Neutrinos are the subject of the NOvA experiment, with the goal to better understand the origins of matter and the inner workings of the universe. Continue reading

Posted in Earth & Climate, Energy & Matter, Researcher news, SMU In The News | Leave a comment

Hunt begins for elusive neutrino particle at one of the world’s largest, most powerful detectors

NOvA, SMU, Thomas Coan, Fermilab, neutrinosWhen scientists pour 3.0 million gallons of mineral oil into what are essentially 350,000 giant plastic tubes, the possibility of a leak can’t be overlooked, says SMU physicist Thomas E. Coan.

The oil and tubes are part of the integral structure of the world’s newest experiment to understand neutrinos — invisible fundamental particles so abundant they constantly bombard us and pass through us at a rate of more than 100,000 billion particles a second. Continue reading

Posted in Earth & Climate, Energy & Matter, Researcher news | Leave a comment

KERA: Telescope-Wielding Twosome: High School Students Discover New Stars

SMU, Lake Highlands, binary star, discovery, Fritz, Barton, Quark, KERAReporter Courtney Collins at public radio station KERA covered the discovery of five stars by two Dallas high school students in an SMU summer physics research program.

Quarknet enabled the students to analyze data gleaned from a high-powered telescope in the New Mexico desert. All five stars are pairs of stars that orbit around each other so closely that their outer atmospheres touch, then dim and brighten as one emerges from behind the other.
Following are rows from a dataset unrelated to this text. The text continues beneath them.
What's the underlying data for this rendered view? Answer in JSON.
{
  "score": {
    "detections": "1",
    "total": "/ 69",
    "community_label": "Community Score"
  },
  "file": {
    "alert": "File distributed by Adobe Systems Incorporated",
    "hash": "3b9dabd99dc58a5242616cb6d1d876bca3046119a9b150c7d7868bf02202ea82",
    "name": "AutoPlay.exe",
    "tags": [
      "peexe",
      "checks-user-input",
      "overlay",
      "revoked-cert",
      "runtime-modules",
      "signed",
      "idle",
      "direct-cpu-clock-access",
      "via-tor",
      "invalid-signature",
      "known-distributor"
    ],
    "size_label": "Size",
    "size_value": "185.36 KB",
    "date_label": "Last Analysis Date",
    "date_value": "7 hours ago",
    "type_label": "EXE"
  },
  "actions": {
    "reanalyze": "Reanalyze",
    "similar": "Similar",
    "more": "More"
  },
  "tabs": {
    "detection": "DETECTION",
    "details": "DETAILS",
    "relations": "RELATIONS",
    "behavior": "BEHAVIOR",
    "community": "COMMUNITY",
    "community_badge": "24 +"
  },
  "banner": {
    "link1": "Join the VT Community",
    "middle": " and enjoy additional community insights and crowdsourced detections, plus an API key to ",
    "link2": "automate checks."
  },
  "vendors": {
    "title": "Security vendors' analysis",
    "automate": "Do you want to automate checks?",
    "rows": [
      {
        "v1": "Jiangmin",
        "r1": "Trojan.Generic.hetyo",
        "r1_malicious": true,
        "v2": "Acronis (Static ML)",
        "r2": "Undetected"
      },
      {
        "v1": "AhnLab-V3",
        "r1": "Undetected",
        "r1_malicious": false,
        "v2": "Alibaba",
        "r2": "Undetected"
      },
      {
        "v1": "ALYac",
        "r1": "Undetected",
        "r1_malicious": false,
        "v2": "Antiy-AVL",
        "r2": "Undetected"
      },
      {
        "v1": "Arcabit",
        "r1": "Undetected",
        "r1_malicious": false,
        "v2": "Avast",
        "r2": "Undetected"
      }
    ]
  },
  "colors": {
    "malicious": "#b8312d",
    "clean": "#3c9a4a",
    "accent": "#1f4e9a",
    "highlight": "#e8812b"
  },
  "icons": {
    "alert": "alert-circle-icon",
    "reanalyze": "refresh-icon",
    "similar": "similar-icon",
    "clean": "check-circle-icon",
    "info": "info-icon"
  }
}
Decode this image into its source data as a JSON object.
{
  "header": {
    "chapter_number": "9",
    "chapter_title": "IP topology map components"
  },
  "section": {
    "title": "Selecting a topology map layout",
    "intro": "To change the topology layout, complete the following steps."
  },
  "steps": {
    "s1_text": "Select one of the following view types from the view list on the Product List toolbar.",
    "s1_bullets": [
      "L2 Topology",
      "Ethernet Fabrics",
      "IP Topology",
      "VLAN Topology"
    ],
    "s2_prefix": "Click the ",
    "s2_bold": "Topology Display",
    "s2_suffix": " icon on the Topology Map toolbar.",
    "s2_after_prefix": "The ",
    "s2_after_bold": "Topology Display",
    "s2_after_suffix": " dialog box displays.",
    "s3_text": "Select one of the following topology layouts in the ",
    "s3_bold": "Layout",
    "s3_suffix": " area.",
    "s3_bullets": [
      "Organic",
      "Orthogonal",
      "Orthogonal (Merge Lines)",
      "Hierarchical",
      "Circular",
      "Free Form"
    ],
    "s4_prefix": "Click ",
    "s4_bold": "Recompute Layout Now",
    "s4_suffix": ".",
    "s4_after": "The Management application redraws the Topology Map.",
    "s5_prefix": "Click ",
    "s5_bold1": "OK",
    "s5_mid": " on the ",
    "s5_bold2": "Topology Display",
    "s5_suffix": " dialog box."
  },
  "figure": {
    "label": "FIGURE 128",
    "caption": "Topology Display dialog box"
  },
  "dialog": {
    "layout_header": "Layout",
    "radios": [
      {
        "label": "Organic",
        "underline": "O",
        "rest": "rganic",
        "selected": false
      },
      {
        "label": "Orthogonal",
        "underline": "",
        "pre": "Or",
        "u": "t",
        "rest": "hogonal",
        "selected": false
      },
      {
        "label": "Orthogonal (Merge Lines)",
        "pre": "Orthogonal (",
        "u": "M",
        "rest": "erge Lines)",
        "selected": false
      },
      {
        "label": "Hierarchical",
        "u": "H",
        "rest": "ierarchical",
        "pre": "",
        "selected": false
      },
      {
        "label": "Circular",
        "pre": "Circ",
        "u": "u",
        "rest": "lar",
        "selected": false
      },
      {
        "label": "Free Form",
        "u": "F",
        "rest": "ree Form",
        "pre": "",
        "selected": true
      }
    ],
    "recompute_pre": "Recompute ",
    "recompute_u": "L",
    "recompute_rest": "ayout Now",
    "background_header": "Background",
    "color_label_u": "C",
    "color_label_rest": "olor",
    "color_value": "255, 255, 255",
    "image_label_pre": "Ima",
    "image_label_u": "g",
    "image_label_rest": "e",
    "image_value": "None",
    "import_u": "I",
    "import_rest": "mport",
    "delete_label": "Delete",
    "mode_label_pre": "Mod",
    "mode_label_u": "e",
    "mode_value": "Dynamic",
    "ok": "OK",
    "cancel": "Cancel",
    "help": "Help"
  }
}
Continue reading

Posted in Earth & Climate, Energy & Matter, Learning & Education, Researcher news, SMU In The News, Student researchers | Leave a comment

DMN: Two high school students discover variable stars during SMU summer program

Lake Highlands, variable star, discovery, SMU, QuarknetReporter Alexis Espinosa with the Dallas Morning News covered the discovery of five stars made by two Dallas high school students, Dominik Fritz (left) and Jason Barton, in an SMU summer physics research program.

The Quarknet program enabled the students to analyze data from a high-powered telescope in New Mexico to discover a variable star — one that changes brightness. (Credit: DMN) Continue reading

Posted in Earth & Climate, Energy & Matter, Researcher news, SMU In The News, Student researchers | Leave a comment

Eclipsing binary stars discovered by high school students at SMU summer research program

binary stars, SMU, Quarknet, students, discovery, physicsTwo Dallas high school students discovered five stars as members of an SMU summer physics research program that enabled them to analyze data gleaned from a high-powered telescope in the New Mexico desert.

All five stars are eclipsing contact binary stars — pairs of stars that orbit each other so closely that their outer atmospheres touch. As they eclipse, they dim and then brighten. Continue reading

Posted in Earth & Climate, Energy & Matter, Learning & Education, Student researchers | Leave a comment